  • "cleanroom reimplementation," Does that just mean re-create the functionality after the point of CC-BY-SA code introduction, while being careful to write new code that does not share any code with the code added after CC-BY-SA code? Jun 9, 2023 at 20:14
5

My concern would be that if I, at one stage of a project, used a little snippet of CC-BY-SA code, my entire project would have to be CC-BY-SA

That is so, as it is with most copyleft licences.

even if the original CC-BY-SA snippet was removed.

Some, including me, would so argue.

if I had a project in a CI/CD pipeline, it is always being "published" whenever a change is made

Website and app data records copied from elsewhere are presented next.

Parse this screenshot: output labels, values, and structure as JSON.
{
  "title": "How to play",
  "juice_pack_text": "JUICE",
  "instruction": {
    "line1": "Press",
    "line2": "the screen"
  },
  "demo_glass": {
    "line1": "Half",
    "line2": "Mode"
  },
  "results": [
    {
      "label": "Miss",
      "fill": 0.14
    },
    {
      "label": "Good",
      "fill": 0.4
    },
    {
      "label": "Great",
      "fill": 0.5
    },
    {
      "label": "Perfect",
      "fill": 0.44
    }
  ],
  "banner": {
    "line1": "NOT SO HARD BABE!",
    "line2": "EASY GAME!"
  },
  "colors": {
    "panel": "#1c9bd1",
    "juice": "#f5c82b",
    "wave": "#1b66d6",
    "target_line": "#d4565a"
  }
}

Copyleft obligations, like most obligations in copyright licences, trigger when something is done that would infringe someone else's copyright if not otherwise permitted. It's not clear to me that merely putting the code into a CI pipeline is such an act. Better to focus on conveyance, as GPLv3 has it: the act of giving copies to other people. That definitely requires permission.

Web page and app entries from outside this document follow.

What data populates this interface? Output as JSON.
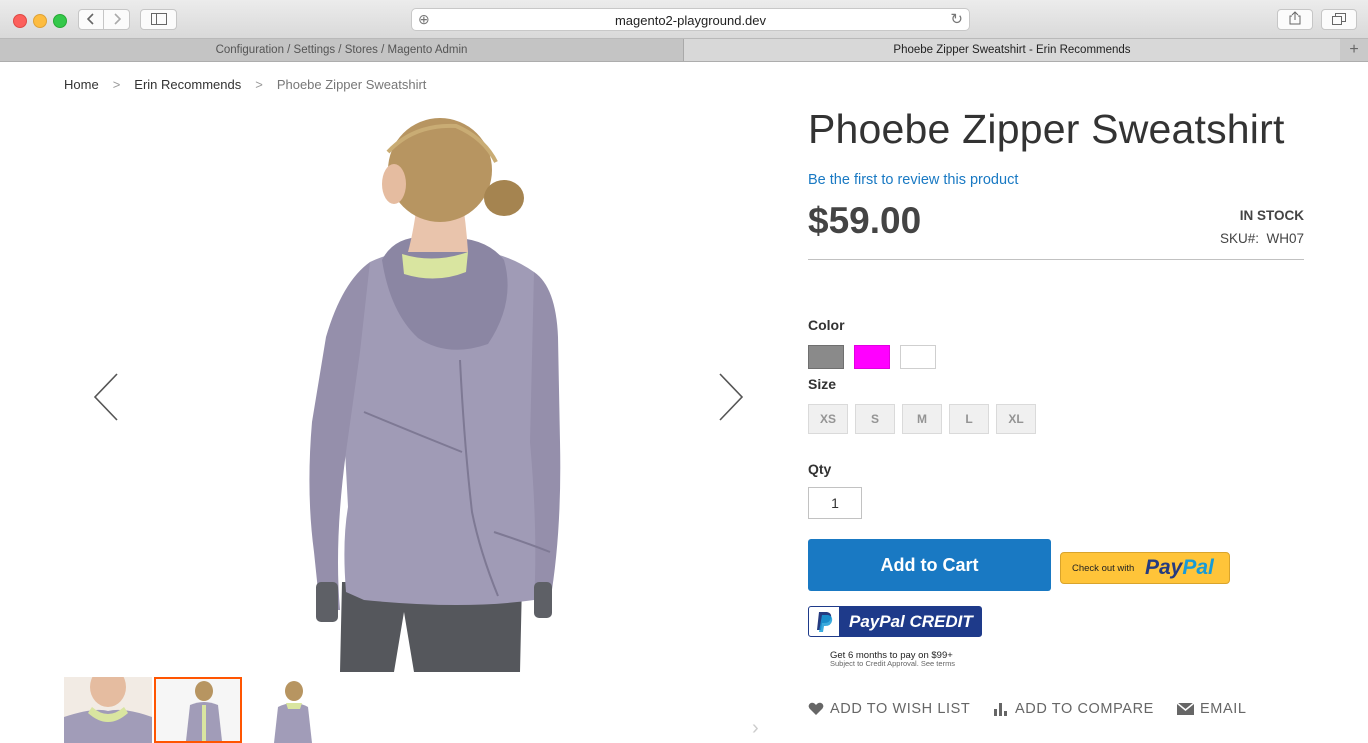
{
  "browser": {
    "url": "magento2-playground.dev",
    "tabs": [
      {
        "label": "Configuration / Settings / Stores / Magento Admin",
        "active": false
      },
      {
        "label": "Phoebe Zipper Sweatshirt - Erin Recommends",
        "active": true
      }
    ],
    "new_tab": "+"
  },
  "breadcrumb": {
    "items": [
      "Home",
      "Erin Recommends",
      "Phoebe Zipper Sweatshirt"
    ],
    "separator": ">"
  },
  "gallery": {
    "prev_glyph": "〈",
    "next_glyph": "〉",
    "selected_thumbnail": 2
  },
  "product": {
    "title": "Phoebe Zipper Sweatshirt",
    "review_link": "Be the first to review this product",
    "price": "$59.00",
    "stock": "IN STOCK",
    "sku_label": "SKU#:",
    "sku": "WH07",
    "color_label": "Color",
    "colors": [
      "#8a8a8a",
      "#ff00ff",
      "#ffffff"
    ],
    "size_label": "Size",
    "sizes": [
      "XS",
      "S",
      "M",
      "L",
      "XL"
    ],
    "qty_label": "Qty",
    "qty": "1",
    "add_to_cart": "Add to Cart",
    "paypal_checkout_small": "Check out with",
    "paypal_word_1": "Pay",
    "paypal_word_2": "Pal",
    "paypal_credit": "PayPal CREDIT",
    "credit_note": "Get 6 months to pay on $99+",
    "credit_subnote": "Subject to Credit Approval. See terms",
    "actions": {
      "wishlist": "ADD TO WISH LIST",
      "compare": "ADD TO COMPARE",
      "email": "EMAIL"
    }
  },
  "colors": {
    "accent": "#1979c3",
    "paypal_yellow": "#ffc439",
    "paypal_credit_blue": "#1e3a8a",
    "selected_thumb_border": "#ff5501"
  }
}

I'd hate to think that any code base I've been working with that has touched CC-BY-SA code must be thrown out.

I understand that, but the best advice we can give is to have a care about the licence status of the third-party code you use. The practice of pulling in code from all over, willy-nilly, and only starting to worry about the legalities when the project is ready to ship, is as foolish as it is common. If you're going to use someone else's work in your own project, licence compliance must be your highest priority.

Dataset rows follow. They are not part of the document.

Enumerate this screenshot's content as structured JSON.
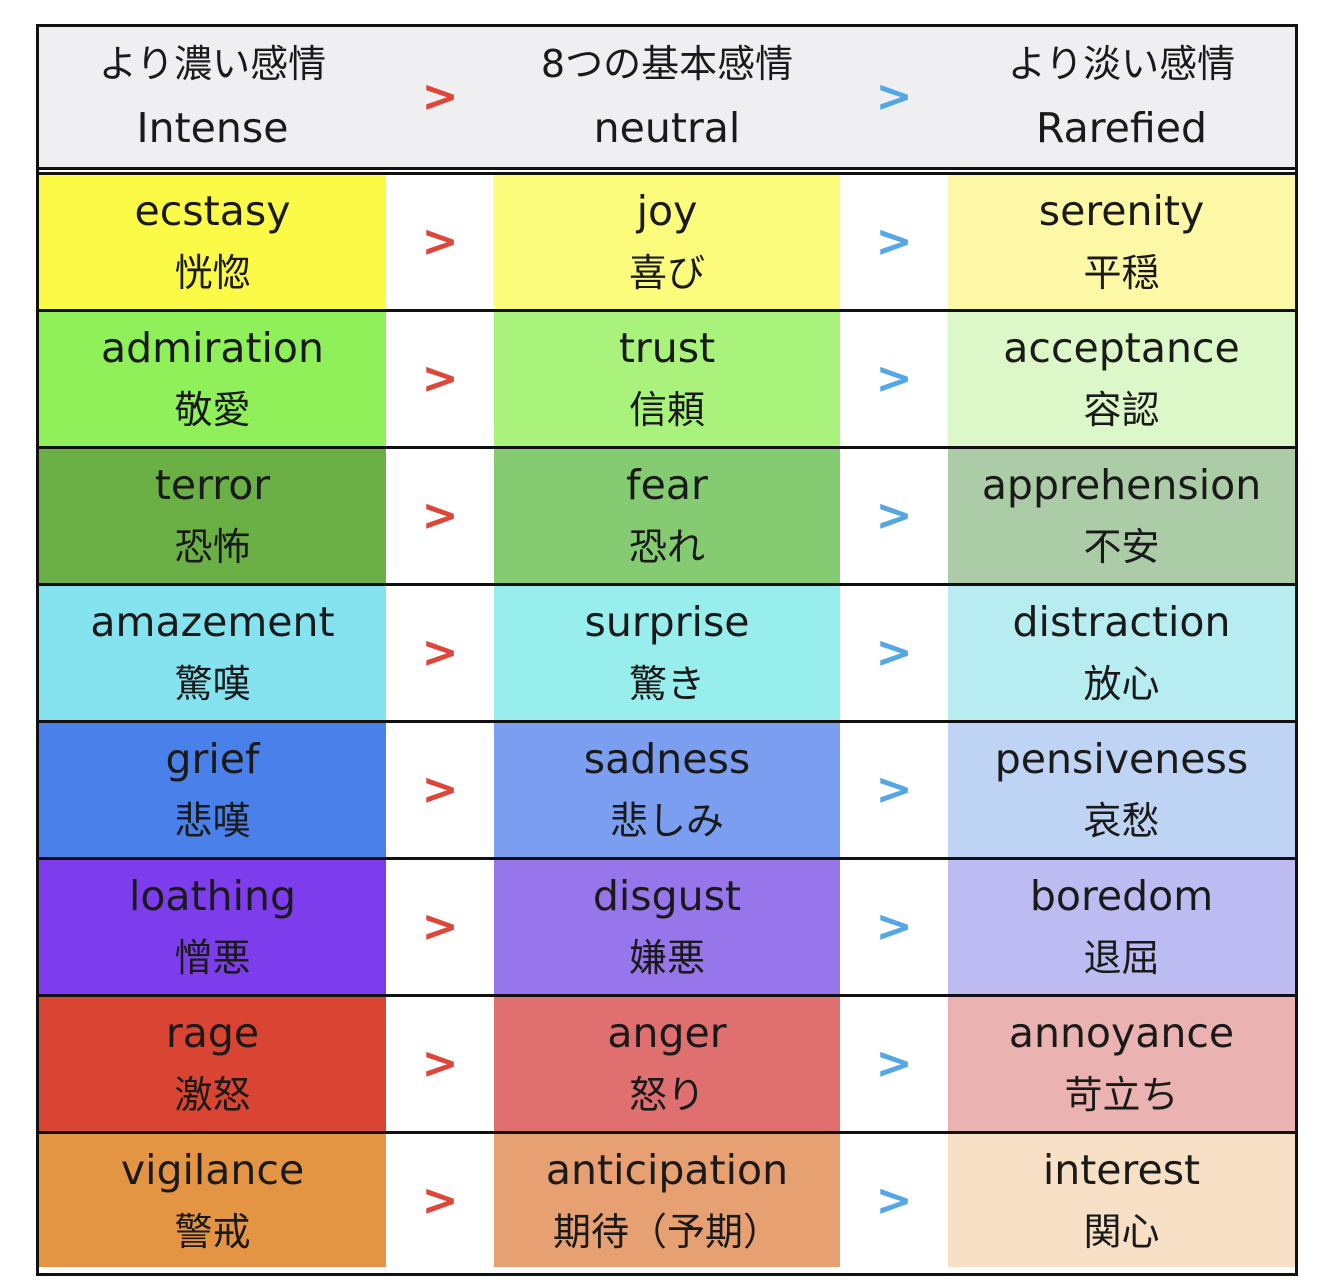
{
  "header": {
    "intense": {
      "ja": "より濃い感情",
      "en": "Intense"
    },
    "neutral": {
      "ja": "8つの基本感情",
      "en": "neutral"
    },
    "rarefied": {
      "ja": "より淡い感情",
      "en": "Rarefied"
    },
    "arrow_red": ">",
    "arrow_blue": ">"
  },
  "rows": [
    {
      "intense": {
        "en": "ecstasy",
        "ja": "恍惚",
        "color": "#fbfb47"
      },
      "neutral": {
        "en": "joy",
        "ja": "喜び",
        "color": "#fbfb7c"
      },
      "rarefied": {
        "en": "serenity",
        "ja": "平穏",
        "color": "#fcf8a6"
      }
    },
    {
      "intense": {
        "en": "admiration",
        "ja": "敬愛",
        "color": "#8ff059"
      },
      "neutral": {
        "en": "trust",
        "ja": "信頼",
        "color": "#a9f27c"
      },
      "rarefied": {
        "en": "acceptance",
        "ja": "容認",
        "color": "#dcf8c8"
      }
    },
    {
      "intense": {
        "en": "terror",
        "ja": "恐怖",
        "color": "#6ab045"
      },
      "neutral": {
        "en": "fear",
        "ja": "恐れ",
        "color": "#84cb72"
      },
      "rarefied": {
        "en": "apprehension",
        "ja": "不安",
        "color": "#abcca6"
      }
    },
    {
      "intense": {
        "en": "amazement",
        "ja": "驚嘆",
        "color": "#85e3f0"
      },
      "neutral": {
        "en": "surprise",
        "ja": "驚き",
        "color": "#98eeec"
      },
      "rarefied": {
        "en": "distraction",
        "ja": "放心",
        "color": "#b7ecf0"
      }
    },
    {
      "intense": {
        "en": "grief",
        "ja": "悲嘆",
        "color": "#4a80ea"
      },
      "neutral": {
        "en": "sadness",
        "ja": "悲しみ",
        "color": "#7b9ef0"
      },
      "rarefied": {
        "en": "pensiveness",
        "ja": "哀愁",
        "color": "#bfd3f5"
      }
    },
    {
      "intense": {
        "en": "loathing",
        "ja": "憎悪",
        "color": "#7d3ded"
      },
      "neutral": {
        "en": "disgust",
        "ja": "嫌悪",
        "color": "#9775ea"
      },
      "rarefied": {
        "en": "boredom",
        "ja": "退屈",
        "color": "#bdbcf2"
      }
    },
    {
      "intense": {
        "en": "rage",
        "ja": "激怒",
        "color": "#da4432"
      },
      "neutral": {
        "en": "anger",
        "ja": "怒り",
        "color": "#e07070"
      },
      "rarefied": {
        "en": "annoyance",
        "ja": "苛立ち",
        "color": "#ebb2b2"
      }
    },
    {
      "intense": {
        "en": "vigilance",
        "ja": "警戒",
        "color": "#e49543"
      },
      "neutral": {
        "en": "anticipation",
        "ja": "期待（予期）",
        "color": "#e6a072"
      },
      "rarefied": {
        "en": "interest",
        "ja": "関心",
        "color": "#f8e0c6"
      }
    }
  ]
}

In practice, if you accidentally use some copyleft code which you promptly remove as soon as you realise your error, and which you have never shipped to another person, it's unlikely that anyone will ever notice or care that you have done so. But it could still be a technical infringement; instead of looking for loopholes in copyright, spend your time being careful about what code you reuse.

5
  • I would say that if the CC-BY-SA snippet was removed then the rest of the code base written by the author can be published under any license (as long as compatible with the licenses of the other libraries), because the author --as the original copyright holder-- has all the rights to do so. The question about 'copyright on negative code' does not really fit here. Jun 7, 2023 at 9:03
  • 1
    The arguments in the question about copyright on negative code equally apply to the issue of removing code and the consequent copyright obligations, so I think it's highly relevant. I do, however, accept that you take a different view on the question of whether removing the code removes the obligations; it is, as I say above, capable of argument.
    – MadHatter
    Jun 7, 2023 at 9:06
  • I appreciate your thorough answer @MadHatter , even if it's not what I wanted to hear lol. And your point is very well taken. It is very good advice to understand a license fully before you copy code. Still though, it seems unfair that I could have a ready-to-ship finished code base that has to be thrown out even though it contains no actual code from a CC-BY-SA code base other than pieces of long deleted code in previous git commits. I keep hearing that CC-BY-SA is much weaker than the GPL. Shouldn't that mean there's some loophole? Jun 7, 2023 at 10:08
  • 2
    "I keep hearing that CC-BY-SA is much weaker than the GPL" not from us, you don't. And it's not unfair: you started the problem by not checking the licence on code you reused; don't expect copyright law to give you an easy out.
    – MadHatter
    Jun 7, 2023 at 10:10
  • @NextNightFlyer One relevant difference here is that CC-BY-SA claims in the terms that your acceptance is "automatic" (i.e. you can in principle 'accidentally' make your material CC-BY-SA), whereas GPL requires that you explicitly take actions to do that (i.e. you must explicitly say "this is GPL" and give a copy of the license as well). So 'weaker' is not really what I'd say here. GPL is clearer and more explicit about what you have to do to say that you accept the GPL terms for the code. With CC someone could always read the terms and say that you accepted it "automatically".
    – Brandin
    Jun 7, 2023 at 12:12

Your Answer

By clicking “Post Your Answer”, you agree to our terms of service and acknowledge you have read our privacy policy.

Not the answer you're looking for? Browse other questions tagged or ask your own question.